**Task prompt:** For each line below with the word "Você", write out a copy.

**Data to use:**
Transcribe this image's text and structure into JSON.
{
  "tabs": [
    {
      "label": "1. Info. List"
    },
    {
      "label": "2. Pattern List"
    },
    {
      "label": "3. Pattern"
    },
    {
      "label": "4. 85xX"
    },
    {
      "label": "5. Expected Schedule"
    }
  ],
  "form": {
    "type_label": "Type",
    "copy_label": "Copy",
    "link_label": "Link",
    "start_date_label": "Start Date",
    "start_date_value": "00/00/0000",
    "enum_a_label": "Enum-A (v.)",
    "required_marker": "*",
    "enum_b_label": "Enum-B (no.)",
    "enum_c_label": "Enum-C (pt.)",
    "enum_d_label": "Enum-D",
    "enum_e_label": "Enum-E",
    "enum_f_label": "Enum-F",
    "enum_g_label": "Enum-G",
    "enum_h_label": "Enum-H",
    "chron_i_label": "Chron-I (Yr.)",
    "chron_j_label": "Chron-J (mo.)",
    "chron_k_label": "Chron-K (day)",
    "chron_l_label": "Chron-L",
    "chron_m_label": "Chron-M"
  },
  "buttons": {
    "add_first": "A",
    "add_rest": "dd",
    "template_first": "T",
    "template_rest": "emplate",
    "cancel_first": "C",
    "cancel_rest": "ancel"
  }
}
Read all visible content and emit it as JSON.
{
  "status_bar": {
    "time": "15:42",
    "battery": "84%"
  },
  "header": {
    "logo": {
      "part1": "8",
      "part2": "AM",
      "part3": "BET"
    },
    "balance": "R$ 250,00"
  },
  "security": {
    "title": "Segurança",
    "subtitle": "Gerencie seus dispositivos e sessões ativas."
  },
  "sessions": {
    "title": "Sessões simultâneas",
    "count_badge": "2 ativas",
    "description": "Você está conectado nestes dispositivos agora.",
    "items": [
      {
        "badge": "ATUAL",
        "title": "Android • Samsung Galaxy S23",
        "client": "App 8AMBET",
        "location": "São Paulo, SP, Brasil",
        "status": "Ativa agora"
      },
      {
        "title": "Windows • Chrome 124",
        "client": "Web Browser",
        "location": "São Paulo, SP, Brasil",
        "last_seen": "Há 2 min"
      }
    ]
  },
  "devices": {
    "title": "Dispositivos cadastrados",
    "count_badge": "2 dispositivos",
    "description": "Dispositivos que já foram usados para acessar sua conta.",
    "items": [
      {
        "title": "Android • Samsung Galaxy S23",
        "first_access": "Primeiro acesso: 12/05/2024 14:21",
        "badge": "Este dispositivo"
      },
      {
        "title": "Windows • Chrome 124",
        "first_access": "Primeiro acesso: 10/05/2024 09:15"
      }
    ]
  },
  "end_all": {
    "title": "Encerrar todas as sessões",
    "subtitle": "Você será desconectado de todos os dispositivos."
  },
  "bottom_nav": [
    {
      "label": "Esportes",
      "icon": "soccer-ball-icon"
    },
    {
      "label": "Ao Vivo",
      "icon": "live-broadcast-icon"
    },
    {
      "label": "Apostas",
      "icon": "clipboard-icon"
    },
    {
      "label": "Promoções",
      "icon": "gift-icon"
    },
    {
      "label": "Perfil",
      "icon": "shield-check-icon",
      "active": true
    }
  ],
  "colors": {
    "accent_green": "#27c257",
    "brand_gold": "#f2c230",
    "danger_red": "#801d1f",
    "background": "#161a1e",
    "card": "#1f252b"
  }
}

**Expected answer:**
    "description": "Você está conectado nestes dispositivos agora.",
    "subtitle": "Você será desconectado de todos os dispositivos."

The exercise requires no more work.